The global pandemic has raised many questions about the future of mobility, but the resilience shown by the Zero-Emission Vehicle (ZEV) market seems to indicate they are rapidly becoming a competitive alternative to conventional gas-burning vehicles. Despite ongoing debates over what a “green recovery” will look like across geographies, due to varying levels of resilience and resource, there is one thing governments seem to agree on: The future of mobility is low carbon, with ZEVs being a big part of it.
New York City incorporated Electric Vehicles (EVs) into fleets providing essential services to vulnerable citizens during the pandemic. The financial benefits of EVs have encouraged city leadership to continue efforts to improve the design, planning and deployment of EV charging infrastructure to expand the network. Clean transport is essential to achieve the city’s goal of carbon neutrality by 2050.
“We currently have over 2,100 EVs in our fleet of electric vehicles,” said Jen Roberton from the New York City Mayor’s Office of Sustainability. “We’re hoping to expand that to 4,000 by 2025. This is a goal that we’ve committed to. A really big selling point for us right now is the lower overall total cost of ownership of an EV compared to an [internal combustion engine] vehicle… this is a huge benefit as we face a fiscal crisis. These vehicles are both cheaper and more sustainable.”
Government funds alone will not be enough to achieve a green recovery. Investment from the private sector will also be essential.

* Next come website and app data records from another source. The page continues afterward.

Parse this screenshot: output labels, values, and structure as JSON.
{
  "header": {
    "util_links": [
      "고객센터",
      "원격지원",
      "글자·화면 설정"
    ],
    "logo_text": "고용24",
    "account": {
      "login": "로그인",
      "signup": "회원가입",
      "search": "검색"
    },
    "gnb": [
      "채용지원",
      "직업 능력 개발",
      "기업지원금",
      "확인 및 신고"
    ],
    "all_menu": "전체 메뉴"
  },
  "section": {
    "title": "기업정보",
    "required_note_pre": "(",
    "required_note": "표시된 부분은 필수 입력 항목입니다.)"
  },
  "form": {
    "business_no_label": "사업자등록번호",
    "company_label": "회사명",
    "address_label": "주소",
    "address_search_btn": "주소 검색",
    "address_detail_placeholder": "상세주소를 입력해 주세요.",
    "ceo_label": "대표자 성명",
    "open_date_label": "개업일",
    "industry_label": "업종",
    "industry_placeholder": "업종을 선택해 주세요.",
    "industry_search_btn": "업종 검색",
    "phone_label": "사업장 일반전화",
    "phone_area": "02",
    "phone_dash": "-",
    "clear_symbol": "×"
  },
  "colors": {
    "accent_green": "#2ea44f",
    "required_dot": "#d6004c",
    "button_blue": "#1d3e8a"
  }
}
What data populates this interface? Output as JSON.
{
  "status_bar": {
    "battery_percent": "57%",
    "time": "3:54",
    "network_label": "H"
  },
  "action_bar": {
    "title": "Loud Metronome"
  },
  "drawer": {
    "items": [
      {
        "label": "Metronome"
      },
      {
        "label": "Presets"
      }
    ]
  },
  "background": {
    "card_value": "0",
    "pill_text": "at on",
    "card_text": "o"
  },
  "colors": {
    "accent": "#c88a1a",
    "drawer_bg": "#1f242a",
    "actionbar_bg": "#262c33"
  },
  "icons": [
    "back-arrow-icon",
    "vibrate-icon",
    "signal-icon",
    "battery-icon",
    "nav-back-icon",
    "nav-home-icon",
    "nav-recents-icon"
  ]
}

“When we talk to businesses who look at California, they make the investments in California because of that strong policy environment,” explained Tyson Eckerle from the California Governor’s Office of Business and Economic Development. “And, you know, the great thing is that it can be replicated. We hope that all states and countries can either replicate or build on and improve upon what we’ve done.”
ZEV commitments and long-term actions, such as setting fuel economy standards, send clear signals to the auto industry and private sector that decarbonizing transport is a priority. As governments worldwide follow the lead and set clear targets to phase out fossil fuels, the uncertainty in the market is reduced and more businesses will support the transition.
In NYC, the increased demand for vehicles to provide essential services such as medical assistance and food delivery during the pandemic highlighted the need to address underlying racial and social inequalities.
“The essential workers that have kept New York City running are predominantly people of color… so we’re looking at this in terms of racial justice and need to unlock sustainable transportation actions to improve our air quality,” said Roberton.
Addressing unemployment is also a big priority, particularly in disadvantaged communities that have been most affected by COVID-19. ZEVs can provide many green job opportunities, and state governments are basing their market development framework on the principle of equity.
“Really, everything that we do is focused on increasing access and equity,” said Eckerl. “How do we actually make that transition into the markets that need reliable transportation the most? It’s about getting benefits to the communities most in need.”
ZEVs are a crucial element of a green economic recovery. They also contribute to the greenhouse gas emissions reduction necessary to combat climate change and reduce harmful pollution levels that are affecting people’s health. Nevertheless, it is important to keep in mind a holistic vision of a sustainable, low carbon transport system with less private car ownership, and prioritization of public transport and car services. This will bring the most health benefits to the population and planet.
Source: Mirage News